With the Organization of Petroleum Exporting Countries maintaining its own oil production, U.S. shale is coming under pressure to rebalance a global supply glut. EOG Resources Inc., the country’s biggest shale-oil producer, hedge fund manager Andrew J. Hall and banks including Standard Chartered Plc have forecast declines in U.S. output following last year’s plunge in crude prices. The nation was still pumping the most in four decades in March.
“Production has to come down because rigs drilling for oil are down 57 percent this year,” James Williams, president of energy consultancy WTRG Economics, said by phone Monday from London, Arkansas. “Countering that is the fact that the rigs we’re still using are more efficient and drilling in areas where you get higher production. So that has delayed the decline.”
West Texas Intermediate crude for July delivery added 24 cents to $58.38 a barrel in electronic trading on the New York Mercantile Exchange at 8:38 a.m. London time. Futures have rebounded 30 percent since March 18 through Monday amid speculation U.S. oil drillers had laid down enough rigs to curb supply.
Despite the U.S. oil rig count falling for 26 straight weeks, domestic crude production surged 126,000 barrels a day, or 1.3 percent, to 9.53 million in March, the most since 1972, Energy Information Administration data show.
“We do not believe that the direction of U.S. oil output has changed,” Standard Chartered analysts including Nicholas Snowdon said in a research note June 1. “In our view, U.S. oil supply is still falling, and it is likely to carry on falling for the rest of this year.”
Shale oil output will decline by 105,000 barrels a day in July after dropping 86,000 barrels in June, according to the London-based bank.
EOG Resources Chief Executive Officer Bill Thomas said at a conference last month that U.S. production would drop through the end of the year.
The EIA’s forecasts for U.S. oil production cover the yield from major plays that together accounted for 95 percent of domestic output growth from 2011 to 2013.
Output from the Eagle Ford in Texas, the second-largest oil field in the U.S., will contract by 49,000 barrels a day in July to 1.59 million. Production in the Bakken shale region of North Dakota will slip by 29,000 to 1.24 million, the EIA said.
Yield from the Permian Basin in West Texas and New Mexico, the largest U.S. oil field, will rise by 3,000 barrels a day to 2.06 million.
The EIA’s oil-production forecasts are based on the number of rigs drilling in each play and estimates on how productive they are.

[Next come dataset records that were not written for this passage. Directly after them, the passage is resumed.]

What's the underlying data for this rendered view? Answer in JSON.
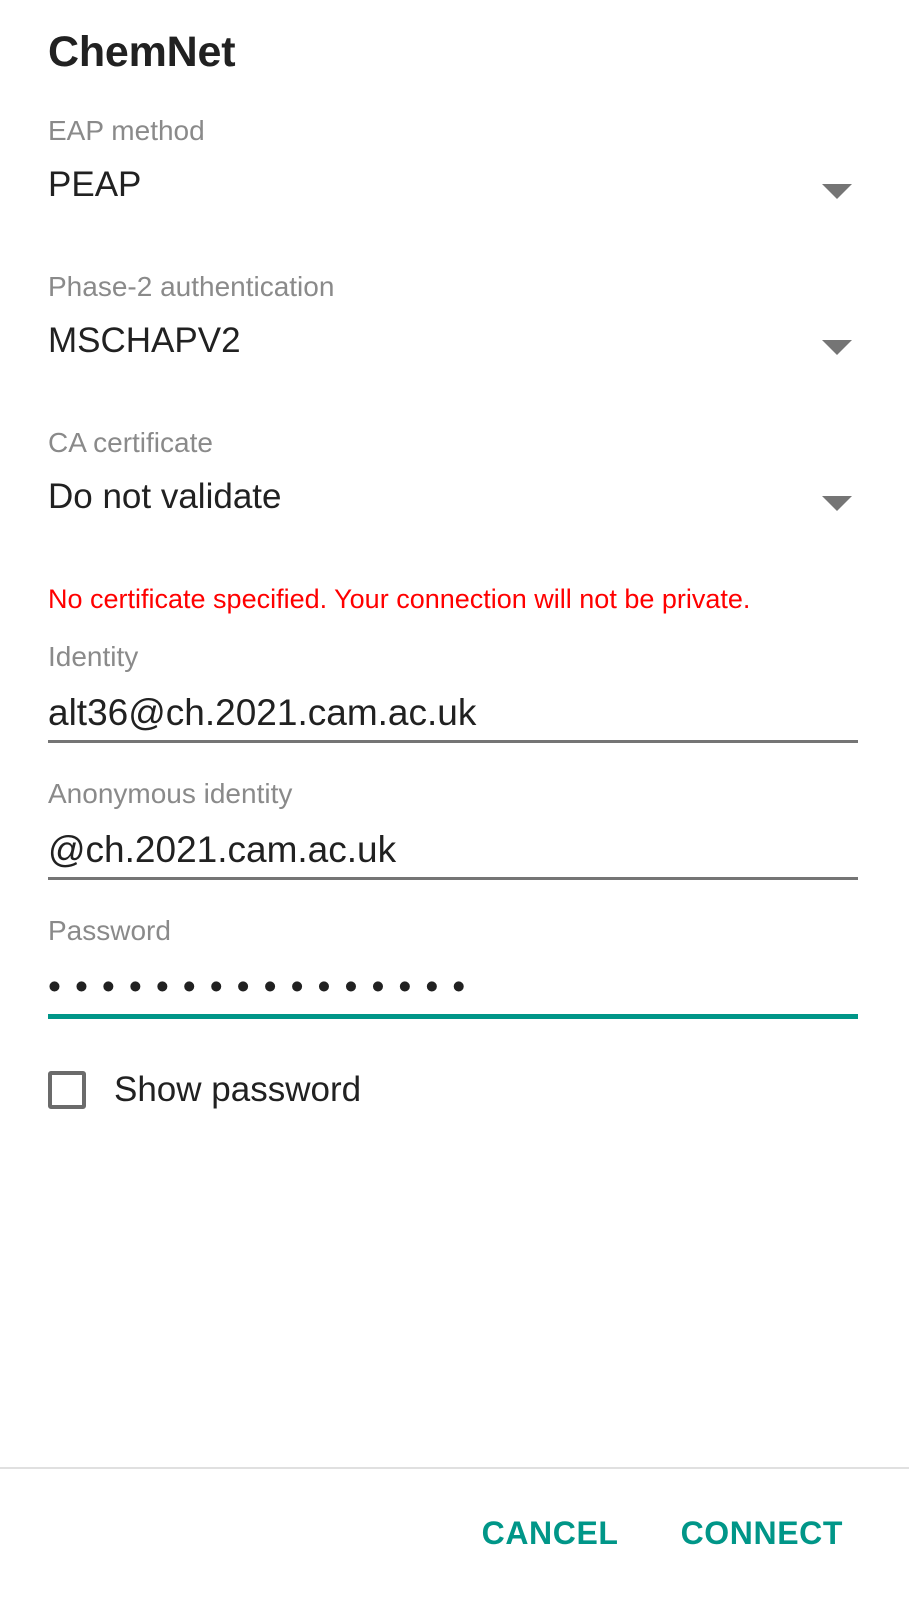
{
  "dialog": {
    "title": "ChemNet"
  },
  "fields": {
    "eap_method": {
      "label": "EAP method",
      "value": "PEAP",
      "arrow_icon": "chevron-down-icon"
    },
    "phase2": {
      "label": "Phase-2 authentication",
      "value": "MSCHAPV2",
      "arrow_icon": "chevron-down-icon"
    },
    "ca_certificate": {
      "label": "CA certificate",
      "value": "Do not validate",
      "arrow_icon": "chevron-down-icon"
    },
    "warning": {
      "text": "No certificate specified. Your connection will not be private.",
      "color": "#ff0000"
    },
    "identity": {
      "label": "Identity",
      "value": "alt36@ch.2021.cam.ac.uk",
      "placeholder": ""
    },
    "anonymous_identity": {
      "label": "Anonymous identity",
      "value": "@ch.2021.cam.ac.uk",
      "placeholder": ""
    },
    "password": {
      "label": "Password",
      "masked_value": "••••••••••••••••",
      "char_count": 16,
      "placeholder": "",
      "focused": true,
      "underline_color": "#009688"
    },
    "show_password": {
      "label": "Show password",
      "checked": false
    }
  },
  "buttons": {
    "cancel": "CANCEL",
    "connect": "CONNECT"
  },
  "colors": {
    "accent": "#009688",
    "label_gray": "#8a8a8a",
    "text_dark": "#212121",
    "underline_gray": "#757575",
    "divider": "#e0e0e0",
    "error_red": "#ff0000"
  }
}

U.S. drillers are retreating from oil fields as OPEC, which accounts for more than a third of the world’s oil, continues to resist calls to curb its own supply. The 12-nation group decided last week to instead maintain a combined daily crude-production target of 30 million barrels. Output from the group has exceeded that level for each of the past 12 months, according to data compiled by Bloomberg.
The EIA expects production from the shale plays to fall in July by 93,000 barrels a day, the largest drop since the boom began. The steepening decline provides some validation to OPEC members who decided to preserve their market share and let falling prices force others to cut back, said Bill O’Grady, chief market strategist at Confluence Investment Management in St. Louis, which oversees $3.4 billion.
It may be a Pyrrhic victory for some OPEC members, such as Venezuela, whose budgets have been hampered by oil prices that fell more than 50 percent from last summer. The declines in U.S. production might not be piling up fast enough to boost crude revenues for them, O’Grady said.
“You’re seeing production go down, but is it going down fast enough?” O’Grady said by phone Monday. “If you’re a country like Venezuela, is it happening fast enough for you to basically be saved? That’s really the rub.”